*** Materials provided Section Begins ***

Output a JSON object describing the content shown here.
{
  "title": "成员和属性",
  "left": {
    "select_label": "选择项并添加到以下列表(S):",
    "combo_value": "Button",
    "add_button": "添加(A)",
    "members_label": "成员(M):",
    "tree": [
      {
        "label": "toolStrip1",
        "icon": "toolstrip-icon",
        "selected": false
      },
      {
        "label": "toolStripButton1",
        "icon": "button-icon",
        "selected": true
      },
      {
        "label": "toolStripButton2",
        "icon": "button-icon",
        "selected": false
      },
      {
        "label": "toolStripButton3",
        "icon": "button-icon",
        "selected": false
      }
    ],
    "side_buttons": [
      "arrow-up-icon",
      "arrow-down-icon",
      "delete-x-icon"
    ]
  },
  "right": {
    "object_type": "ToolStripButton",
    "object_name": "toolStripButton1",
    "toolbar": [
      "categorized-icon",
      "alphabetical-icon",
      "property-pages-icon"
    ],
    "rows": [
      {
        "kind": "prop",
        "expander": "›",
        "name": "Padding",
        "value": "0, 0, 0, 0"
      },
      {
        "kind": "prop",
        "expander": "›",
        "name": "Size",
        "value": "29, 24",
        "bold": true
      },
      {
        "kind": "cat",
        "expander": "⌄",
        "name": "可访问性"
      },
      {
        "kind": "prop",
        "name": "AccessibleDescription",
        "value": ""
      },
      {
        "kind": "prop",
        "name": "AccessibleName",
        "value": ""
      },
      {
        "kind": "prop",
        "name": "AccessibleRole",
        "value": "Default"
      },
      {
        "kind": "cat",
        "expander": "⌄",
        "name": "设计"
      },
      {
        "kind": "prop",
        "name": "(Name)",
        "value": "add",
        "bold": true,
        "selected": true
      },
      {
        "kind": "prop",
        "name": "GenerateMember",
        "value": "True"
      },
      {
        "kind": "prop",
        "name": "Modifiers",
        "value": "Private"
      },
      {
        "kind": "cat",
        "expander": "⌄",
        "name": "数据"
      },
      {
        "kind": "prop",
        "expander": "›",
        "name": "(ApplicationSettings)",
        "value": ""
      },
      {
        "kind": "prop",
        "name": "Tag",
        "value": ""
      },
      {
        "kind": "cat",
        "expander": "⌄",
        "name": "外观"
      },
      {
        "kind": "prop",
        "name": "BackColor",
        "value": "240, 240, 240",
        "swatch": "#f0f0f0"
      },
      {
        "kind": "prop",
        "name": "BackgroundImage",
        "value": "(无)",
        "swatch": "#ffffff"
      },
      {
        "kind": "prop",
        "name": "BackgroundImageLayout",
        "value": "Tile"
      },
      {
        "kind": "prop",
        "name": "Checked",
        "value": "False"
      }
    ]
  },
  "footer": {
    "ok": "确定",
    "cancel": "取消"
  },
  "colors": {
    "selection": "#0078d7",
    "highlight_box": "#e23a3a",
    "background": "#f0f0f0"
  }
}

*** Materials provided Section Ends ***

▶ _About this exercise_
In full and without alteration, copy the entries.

▶ _Result below_
Output a JSON object describing the content shown here.
{
  "title": "成员和属性",
  "left": {
    "select_label": "选择项并添加到以下列表(S):",
    "combo_value": "Button",
    "add_button": "添加(A)",
    "members_label": "成员(M):",
    "tree": [
      {
        "label": "toolStrip1",
        "icon": "toolstrip-icon",
        "selected": false
      },
      {
        "label": "toolStripButton1",
        "icon": "button-icon",
        "selected": true
      },
      {
        "label": "toolStripButton2",
        "icon": "button-icon",
        "selected": false
      },
      {
        "label": "toolStripButton3",
        "icon": "button-icon",
        "selected": false
      }
    ],
    "side_buttons": [
      "arrow-up-icon",
      "arrow-down-icon",
      "delete-x-icon"
    ]
  },
  "right": {
    "object_type": "ToolStripButton",
    "object_name": "toolStripButton1",
    "toolbar": [
      "categorized-icon",
      "alphabetical-icon",
      "property-pages-icon"
    ],
    "rows": [
      {
        "kind": "prop",
        "expander": "›",
        "name": "Padding",
        "value": "0, 0, 0, 0"
      },
      {
        "kind": "prop",
        "expander": "›",
        "name": "Size",
        "value": "29, 24",
        "bold": true
      },
      {
        "kind": "cat",
        "expander": "⌄",
        "name": "可访问性"
      },
      {
        "kind": "prop",
        "name": "AccessibleDescription",
        "value": ""
      },
      {
        "kind": "prop",
        "name": "AccessibleName",
        "value": ""
      },
      {
        "kind": "prop",
        "name": "AccessibleRole",
        "value": "Default"
      },
      {
        "kind": "cat",
        "expander": "⌄",
        "name": "设计"
      },
      {
        "kind": "prop",
        "name": "(Name)",
        "value": "add",
        "bold": true,
        "selected": true
      },
      {
        "kind": "prop",
        "name": "GenerateMember",
        "value": "True"
      },
      {
        "kind": "prop",
        "name": "Modifiers",
        "value": "Private"
      },
      {
        "kind": "cat",
        "expander": "⌄",
        "name": "数据"
      },
      {
        "kind": "prop",
        "expander": "›",
        "name": "(ApplicationSettings)",
        "value": ""
      },
      {
        "kind": "prop",
        "name": "Tag",
        "value": ""
      },
      {
        "kind": "cat",
        "expander": "⌄",
        "name": "外观"
      },
      {
        "kind": "prop",
        "name": "BackColor",
        "value": "240, 240, 240",
        "swatch": "#f0f0f0"
      },
      {
        "kind": "prop",
        "name": "BackgroundImage",
        "value": "(无)",
        "swatch": "#ffffff"
      },
      {
        "kind": "prop",
        "name": "BackgroundImageLayout",
        "value": "Tile"
      },
      {
        "kind": "prop",
        "name": "Checked",
        "value": "False"
      }
    ]
  },
  "footer": {
    "ok": "确定",
    "cancel": "取消"
  },
  "colors": {
    "selection": "#0078d7",
    "highlight_box": "#e23a3a",
    "background": "#f0f0f0"
  }
}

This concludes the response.